Karen Fletcher, editor of Modern Building Services magazine looks at important issues at the Facilities Show

Connectivity, data analysis, artificial intelligence and wellbeing – these topics attracted the biggest audiences for seminars at this year’s Facilities Show (18th to 20th June 2019, ExCel London).  

The audience of facilities managers and related professions were keen to learn about the latest developments in these fields – giving a clear indication of where the market is heading.

Digital transformation of business is happening at unprecedented speed. It has already affected some areas of building operation and management.

The latest, connected, energy efficient and high-performing kit is what building managers are putting a value on

Karen Fletcher Karen Fletcher Editor of Modern Building Services

Being smarter

For instance, leading manufacturers are increasingly including controls and data-gathering capabilities in air conditioning equipment.

It’s possible to control, operate and monitor a series of VRF units using cloud-ready software that will connect to a smart phone.

This kind of ‘smart kit’ is an increasingly common phenomenon in building services, and it is moving the building management system (BMS) from a single control room out into the field where FMs (and even occupants) can use it to track energy use, or ensure that their area of the office is comfortable for their requirements.

It has been driven by a new level of connectivity that makes delivery of what used to be advanced control techniques much more straightforward, and affordable.

Machine learning

Of course, gathering data is one thing; using it is another. And that’s where big strides are being made in machine learning and artificial intelligence (AI).

Once a building is packed with services kit that is fully connected and streaming data, that data becomes a potential challenge simply because there is so much of it. Identifying patterns and spotting anomalies isn’t something humans can do quickly.

The IT giants such as IBM and IBM Watson have spotted this potential, and they are bringing the mass data analysis techniques used in manufacturing and logistics to the building management sector.

The ability to take the data from building services and analyse it in-depth is putting real power into the hands of building managers.

It is possible to compare buildings in a portfolio and across time, making for more accurate predictions of energy use and the ability to spot when usage is out the bounds of normal.

And on to AI

The next step in this technical progression is Artificial Intelligence (AI). While this is still in its infancy as far as buildings are concerned, there is clearly a huge potential value for building management professionals.

From large amounts of data and analysis, it is possible for IT systems to learn and predict future activities and requirements.

There are obvious benefits of this capability for buildings – better energy management; a more responsive environment; and a level of automated continuous commissioning driven by data that is being fed into the system minute-by-minute from all of the building services.

Employee wellbeing

In spite of the focus on IT, however, people are still the most expensive item a business can invest in. Speakers at the Facilities Show showed a concern for employee wellbeing that goes a long way beyond offering gym membership and a decent café. 

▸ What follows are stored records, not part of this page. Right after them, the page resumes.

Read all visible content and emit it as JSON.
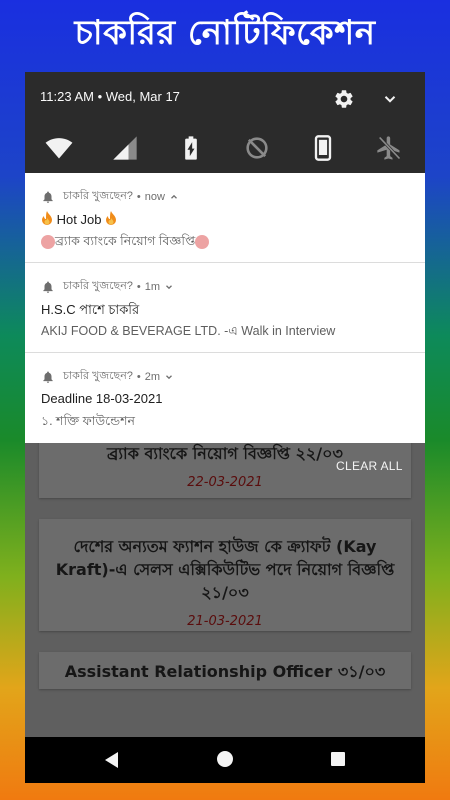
{
  "promo": {
    "title": "চাকরির নোটিফিকেশন"
  },
  "status": {
    "time_date": "11:23 AM • Wed, Mar 17"
  },
  "quick_settings": [
    "wifi-icon",
    "signal-icon",
    "battery-charging-icon",
    "data-saver-icon",
    "phone-portrait-icon",
    "airplane-mode-icon"
  ],
  "notifications": [
    {
      "app": "চাকরি খুজছেন?",
      "time": "now",
      "title": "Hot Job",
      "body": "ব্র্যাক ব্যাংকে নিয়োগ বিজ্ঞপ্তি"
    },
    {
      "app": "চাকরি খুজছেন?",
      "time": "1m",
      "title": "H.S.C পাশে চাকরি",
      "body": "AKIJ FOOD & BEVERAGE LTD. -এ Walk in Interview"
    },
    {
      "app": "চাকরি খুজছেন?",
      "time": "2m",
      "title": "Deadline  18-03-2021",
      "body": "১. শক্তি ফাউন্ডেশন"
    }
  ],
  "shade_actions": {
    "clear_all": "CLEAR ALL"
  },
  "job_list": [
    {
      "title": "ব্র্যাক ব্যাংকে নিয়োগ বিজ্ঞপ্তি ২২/০৩",
      "date": "22-03-2021"
    },
    {
      "title": "দেশের অন্যতম ফ্যাশন হাউজ কে ক্র্যাফট (Kay Kraft)-এ সেলস এক্সিকিউটিভ পদে নিয়োগ বিজ্ঞপ্তি ২১/০৩",
      "date": "21-03-2021"
    },
    {
      "title": "Assistant Relationship Officer ৩১/০৩",
      "date": ""
    }
  ],
  "colors": {
    "shade": "#2b2b2b",
    "notification_bg": "#ffffff",
    "date_text": "#5a0d0d"
  }
}
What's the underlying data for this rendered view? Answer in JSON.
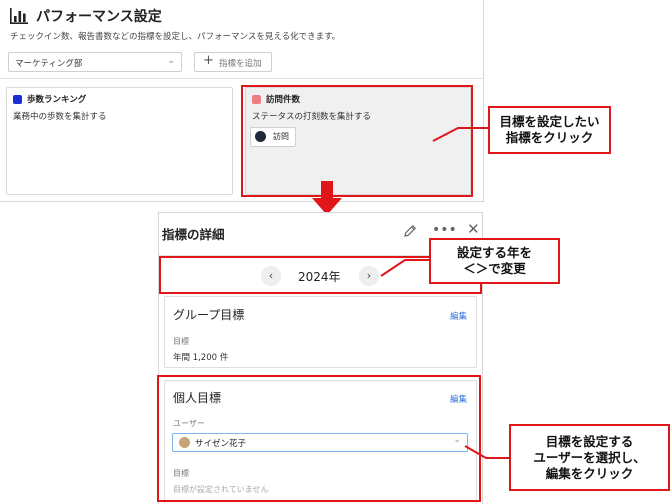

Attracting, retaining and getting the most out of the next generation workforce seems to be something of an obsession with today’s businesses. For building services, of course, the indoor environment is home turf: cooling, heating, ventilation, air quality, lighting – all of these issues are at the heart of well-designed and delivered services.

While the influences of IT and a focus on wellbeing seem to be coming from opposite directions, they are closely linked. As consumers in recent years we have grown very used to cars that connect automatically with our smartphones to play music or take calls.

And at home, automated systems are answering questions, finding recipes online and ensuring the central heating is on exactly when we need it. It’s a connected world, and the office is starting to feel a little old fashioned by comparison!

Summary

For building services professionals, these issues may seem a long way from the design of an air conditioning system, for example.

However, with the focus on tech and wellbeing, is also a potential opportunity for smart designers and installers.

The latest, connected, energy efficient and high-performing kit is what building managers are putting a value on – so now is definitely the time to start thinking along those lines when offering ideas to customers.

Karen Fletcher is editor of Modern Building Services